Gabriel Sterling, voting system implementation manager for the Georgia secretary of state’s office, debunked Trump’s fraud allegations about the state’s voting system during a press conference Monday evening. Standing in front of a poster titled Claim vs. Fact that listed Trump’s assertions, he proceeded to refute the allegations line by line and denounced Trump for depressing confidence in the democratic process.
“There is no shredding of ballots going on. That’s not real. It’s not happening,” Sterling said. “This is all easily provably false, yet the president persists, and by doing so, undermines Georgians’ faith in the election systems, especially Republican Georgians in this case.”
Meanwhile, Trump went off the rails at a final rally on behalf of Georgia’s senators, turning the focus from the runoff which will determine control of the Senate to his own failed election once again.
“They’re not going to take this White House.
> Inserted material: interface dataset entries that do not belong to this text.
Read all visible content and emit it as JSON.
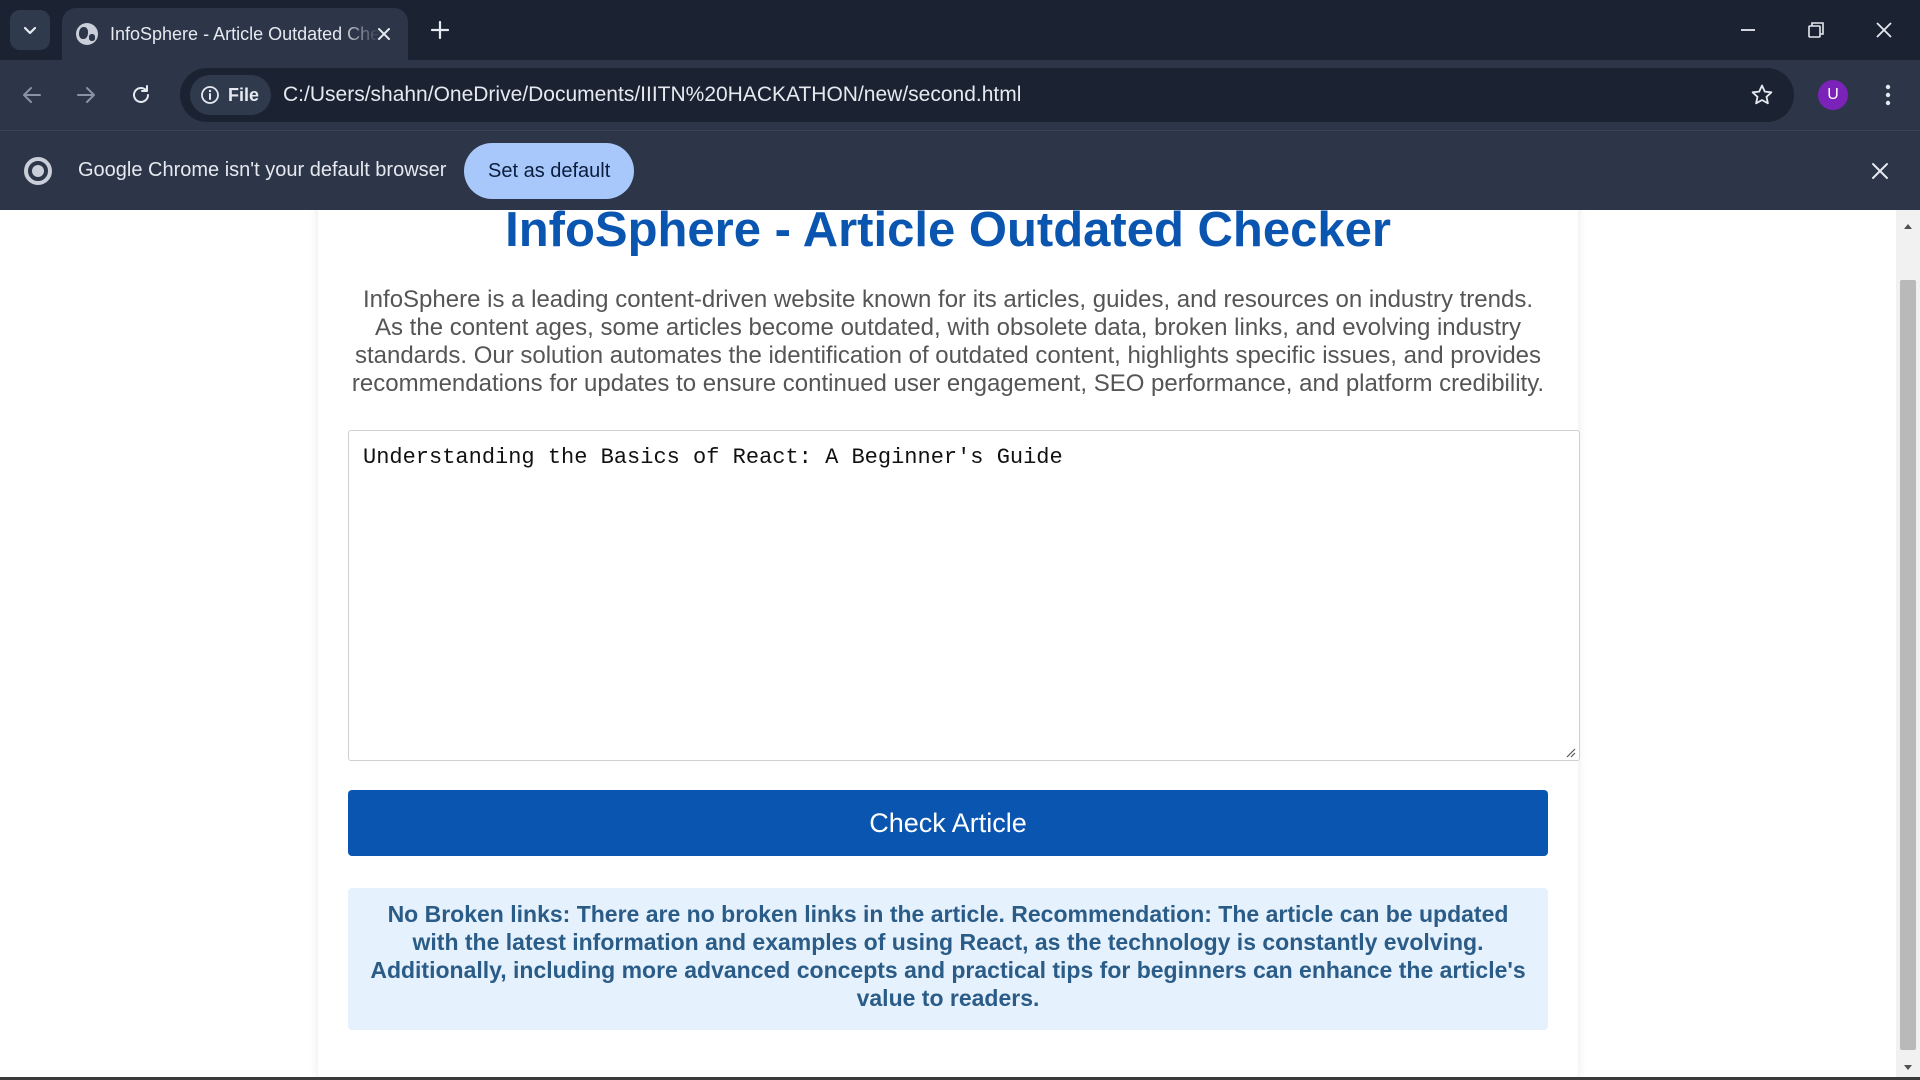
{
  "browser": {
    "tab_title": "InfoSphere - Article Outdated Checker",
    "address_chip": "File",
    "url": "C:/Users/shahn/OneDrive/Documents/IIITN%20HACKATHON/new/second.html",
    "profile_initial": "U",
    "infobar_text": "Google Chrome isn't your default browser",
    "infobar_button": "Set as default"
  },
  "page": {
    "title": "InfoSphere - Article Outdated Checker",
    "description": "InfoSphere is a leading content-driven website known for its articles, guides, and resources on industry trends. As the content ages, some articles become outdated, with obsolete data, broken links, and evolving industry standards. Our solution automates the identification of outdated content, highlights specific issues, and provides recommendations for updates to ensure continued user engagement, SEO performance, and platform credibility.",
    "article_input_value": "Understanding the Basics of React: A Beginner's Guide",
    "check_button": "Check Article",
    "result_text": "No Broken links: There are no broken links in the article. Recommendation: The article can be updated with the latest information and examples of using React, as the technology is constantly evolving. Additionally, including more advanced concepts and practical tips for beginners can enhance the article's value to readers."
  },
  "colors": {
    "chrome_dark": "#1b2332",
    "chrome_toolbar": "#2c3648",
    "accent_blue": "#0a55b0",
    "result_bg": "#e5f1fc",
    "result_text": "#2a5c87",
    "set_default_bg": "#a8c7fa",
    "avatar_bg": "#7b22b8"
  },
  "icons": [
    "tab-search-icon",
    "globe-icon",
    "close-icon",
    "plus-icon",
    "minimize-icon",
    "restore-icon",
    "back-arrow-icon",
    "forward-arrow-icon",
    "reload-icon",
    "info-icon",
    "star-icon",
    "more-vert-icon",
    "chrome-logo-icon",
    "resize-grip-icon",
    "scroll-up-icon",
    "scroll-down-icon"
  ]
}
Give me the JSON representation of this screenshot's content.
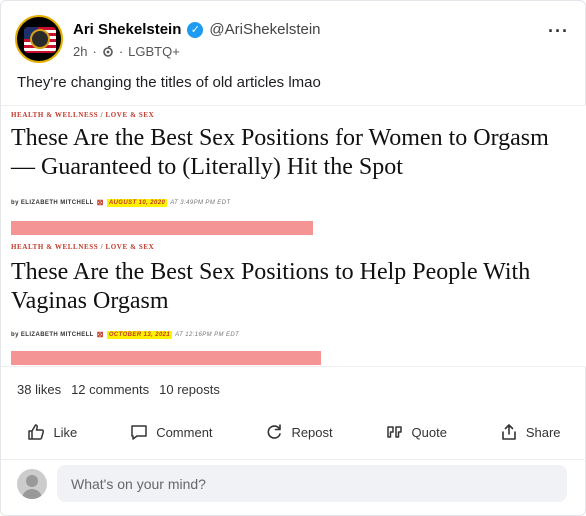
{
  "author": {
    "name": "Ari Shekelstein",
    "handle": "@AriShekelstein",
    "time": "2h",
    "separator": "·",
    "community": "LGBTQ+"
  },
  "post": {
    "text": "They're changing the titles of old articles lmao"
  },
  "articles": [
    {
      "category": "HEALTH & WELLNESS / LOVE & SEX",
      "title_line1": "These Are the Best Sex Positions for Women to Orgasm",
      "title_line2": "— Guaranteed to (Literally) Hit the Spot",
      "byline": "by ELIZABETH MITCHELL",
      "date": "AUGUST 10, 2020",
      "time": "AT 3:49PM PM EDT"
    },
    {
      "category": "HEALTH & WELLNESS / LOVE & SEX",
      "title_line1": "These Are the Best Sex Positions to Help People With",
      "title_line2": "Vaginas Orgasm",
      "byline": "by ELIZABETH MITCHELL",
      "date": "OCTOBER 13, 2021",
      "time": "AT 12:16PM PM EDT"
    }
  ],
  "stats": {
    "likes": "38 likes",
    "comments": "12 comments",
    "reposts": "10 reposts"
  },
  "actions": {
    "like": "Like",
    "comment": "Comment",
    "repost": "Repost",
    "quote": "Quote",
    "share": "Share"
  },
  "composer": {
    "placeholder": "What's on your mind?"
  },
  "colors": {
    "verified": "#1d9bf0",
    "highlight": "#fff200",
    "accent_red": "#c0392b",
    "pink_bar": "#f59494"
  },
  "icons": [
    "more-icon",
    "verified-icon",
    "threads-icon",
    "like-icon",
    "comment-icon",
    "repost-icon",
    "quote-icon",
    "share-icon",
    "avatar-placeholder-icon"
  ]
}
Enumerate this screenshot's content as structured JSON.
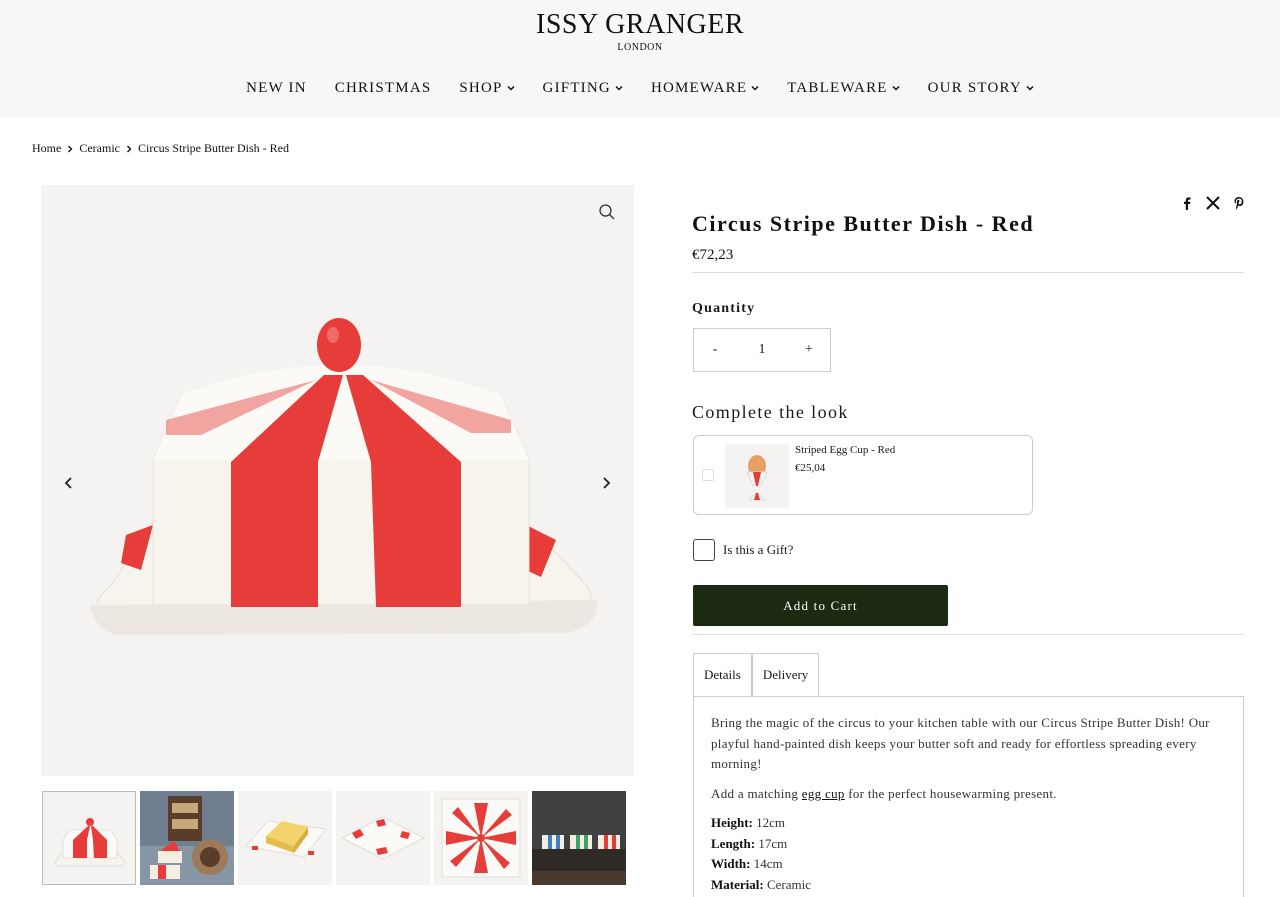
{
  "header": {
    "brand": "ISSY GRANGER",
    "brand_sub": "LONDON",
    "nav": [
      {
        "label": "NEW IN",
        "dropdown": false
      },
      {
        "label": "CHRISTMAS",
        "dropdown": false
      },
      {
        "label": "SHOP",
        "dropdown": true
      },
      {
        "label": "GIFTING",
        "dropdown": true
      },
      {
        "label": "HOMEWARE",
        "dropdown": true
      },
      {
        "label": "TABLEWARE",
        "dropdown": true
      },
      {
        "label": "OUR STORY",
        "dropdown": true
      }
    ]
  },
  "breadcrumb": [
    "Home",
    "Ceramic",
    "Circus Stripe Butter Dish - Red"
  ],
  "gallery": {
    "thumbnail_count": 6,
    "active_index": 0
  },
  "product": {
    "title": "Circus Stripe Butter Dish - Red",
    "price": "€72,23",
    "quantity_label": "Quantity",
    "quantity_minus": "-",
    "quantity_value": "1",
    "quantity_plus": "+",
    "complete_look_label": "Complete the look",
    "complete_look_item": {
      "name": "Striped Egg Cup - Red",
      "price": "€25,04",
      "checked": false
    },
    "gift_label": "Is this a Gift?",
    "gift_checked": false,
    "add_to_cart": "Add to Cart",
    "tabs": [
      "Details",
      "Delivery"
    ],
    "active_tab": "Details",
    "description": "Bring the magic of the circus to your kitchen table with our Circus Stripe Butter Dish! Our playful hand-painted dish keeps your butter soft and ready for effortless spreading every morning!",
    "matching_prefix": "Add a matching ",
    "matching_link": "egg cup",
    "matching_suffix": " for the perfect housewarming present.",
    "specs": [
      {
        "label": "Height:",
        "value": " 12cm"
      },
      {
        "label": "Length:",
        "value": " 17cm"
      },
      {
        "label": "Width:",
        "value": " 14cm"
      },
      {
        "label": "Material:",
        "value": " Ceramic"
      }
    ]
  },
  "colors": {
    "accent_red": "#e63d3a",
    "cart_button": "#1c2a12",
    "header_bg": "#f7f7f7",
    "image_bg": "#f4f3f1"
  },
  "icons": [
    "chevron-down-icon",
    "chevron-right-icon",
    "zoom-icon",
    "arrow-left-icon",
    "arrow-right-icon",
    "facebook-icon",
    "x-icon",
    "pinterest-icon"
  ]
}
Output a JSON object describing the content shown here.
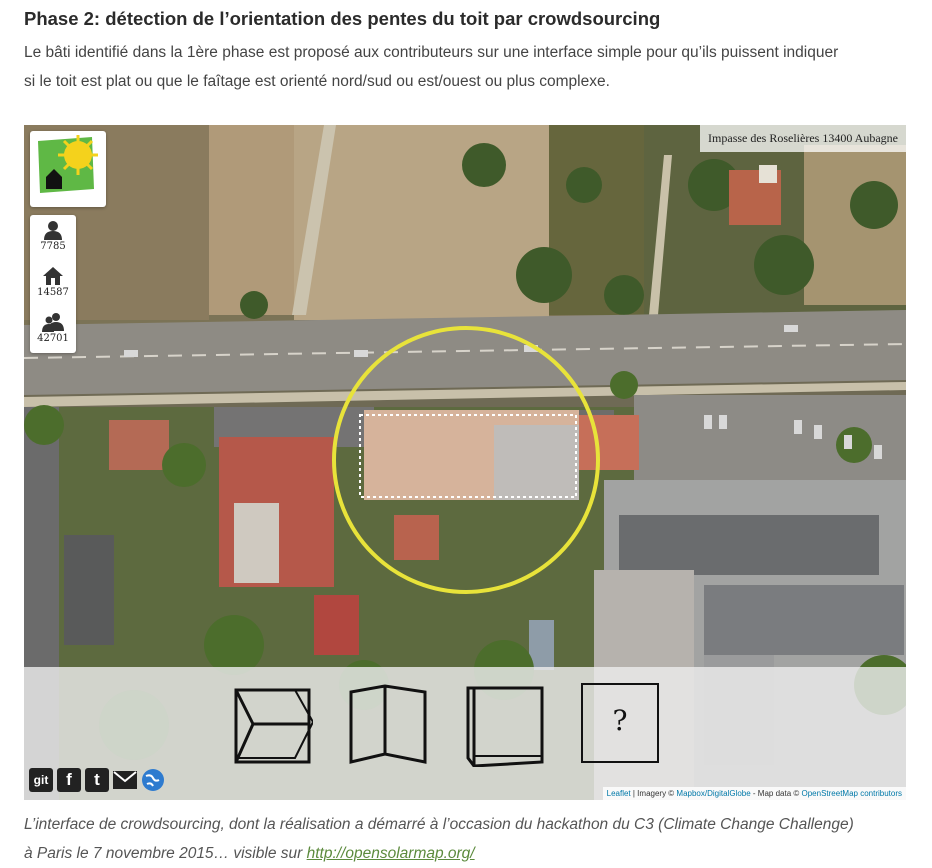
{
  "heading": "Phase 2: détection de l’orientation des pentes du toit par crowdsourcing",
  "intro": {
    "line1": "Le bâti identifié dans la 1ère phase est proposé aux contributeurs sur une interface simple pour qu’ils puissent indiquer",
    "line2": "si le toit est plat ou que le faîtage est orienté nord/sud ou est/ouest ou plus complexe."
  },
  "map": {
    "address": "Impasse des Roselières 13400 Aubagne",
    "stats": [
      {
        "icon": "user-icon",
        "value": "7785"
      },
      {
        "icon": "house-icon",
        "value": "14587"
      },
      {
        "icon": "users-icon",
        "value": "42701"
      }
    ],
    "choices": [
      {
        "name": "roof-choice-east-west",
        "icon": "box-east-west-icon"
      },
      {
        "name": "roof-choice-north-south",
        "icon": "box-north-south-icon"
      },
      {
        "name": "roof-choice-flat",
        "icon": "box-flat-icon"
      },
      {
        "name": "roof-choice-unknown",
        "label": "?"
      }
    ],
    "social": [
      {
        "name": "git-button",
        "label": "git",
        "color": "#222222"
      },
      {
        "name": "facebook-button",
        "label": "f",
        "color": "#222222"
      },
      {
        "name": "tumblr-button",
        "label": "t",
        "color": "#222222"
      },
      {
        "name": "email-button",
        "icon": "mail-icon",
        "color": "#222222"
      },
      {
        "name": "share-button",
        "icon": "globe-icon",
        "color": "#2e7bcf"
      }
    ],
    "attribution": {
      "leaflet": "Leaflet",
      "imagery_prefix": " | Imagery © ",
      "imagery_link": "Mapbox/DigitalGlobe",
      "data_prefix": " - Map data © ",
      "data_link": "OpenStreetMap contributors"
    },
    "highlight_color": "#e8e33a"
  },
  "caption": {
    "line1": "L’interface de crowdsourcing, dont la réalisation a démarré à l’occasion du hackathon du C3 (Climate Change Challenge)",
    "line2_text": "à Paris le 7 novembre 2015… visible sur ",
    "link": "http://opensolarmap.org/"
  }
}
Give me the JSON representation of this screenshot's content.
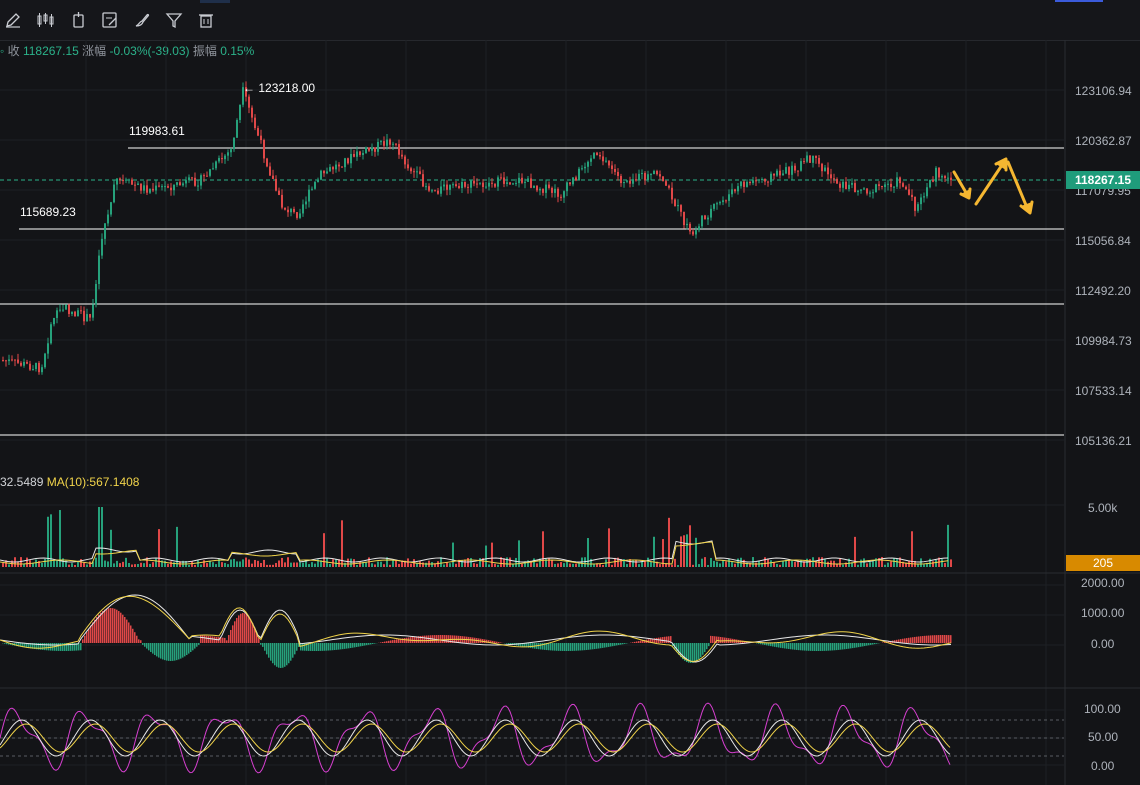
{
  "toolbar": {
    "tools": [
      "pencil-icon",
      "candlestick-icon",
      "indicator-icon",
      "edit-icon",
      "brush-icon",
      "filter-icon",
      "trash-icon"
    ]
  },
  "info_bar": {
    "close_label": "收",
    "close_value": "118267.15",
    "change_label": "涨幅",
    "change_value": "-0.03%(-39.03)",
    "amplitude_label": "振幅",
    "amplitude_value": "0.15%"
  },
  "price_axis": {
    "ticks": [
      "123106.94",
      "120362.87",
      "117079.95",
      "115056.84",
      "112492.20",
      "109984.73",
      "107533.14",
      "105136.21"
    ],
    "current_price": "118267.15"
  },
  "annotations": {
    "peak_label": "123218.00",
    "resistance_label": "119983.61",
    "support_label": "115689.23"
  },
  "volume": {
    "label_partial": "32.5489",
    "ma10_label": "MA(10):567.1408",
    "axis_tick": "5.00k",
    "current_tag": "205"
  },
  "macd": {
    "ticks": [
      "2000.00",
      "1000.00",
      "0.00"
    ]
  },
  "kdj": {
    "ticks": [
      "100.00",
      "50.00",
      "0.00"
    ]
  },
  "colors": {
    "up": "#26a17b",
    "down": "#e04848",
    "ma_yellow": "#f0d34a",
    "ma_white": "#e8e8e8",
    "kdj_pink": "#d63fd0",
    "arrow": "#f5b731"
  }
}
We’re going to fight like hell, I’ll tell you right now,” Trump told the crowd.
Given the Democratic majority in the House and the number of Republican lawmakers who have criticized the plan as a waste of time, it is highly unlikely the challenge will successfully overturn election results.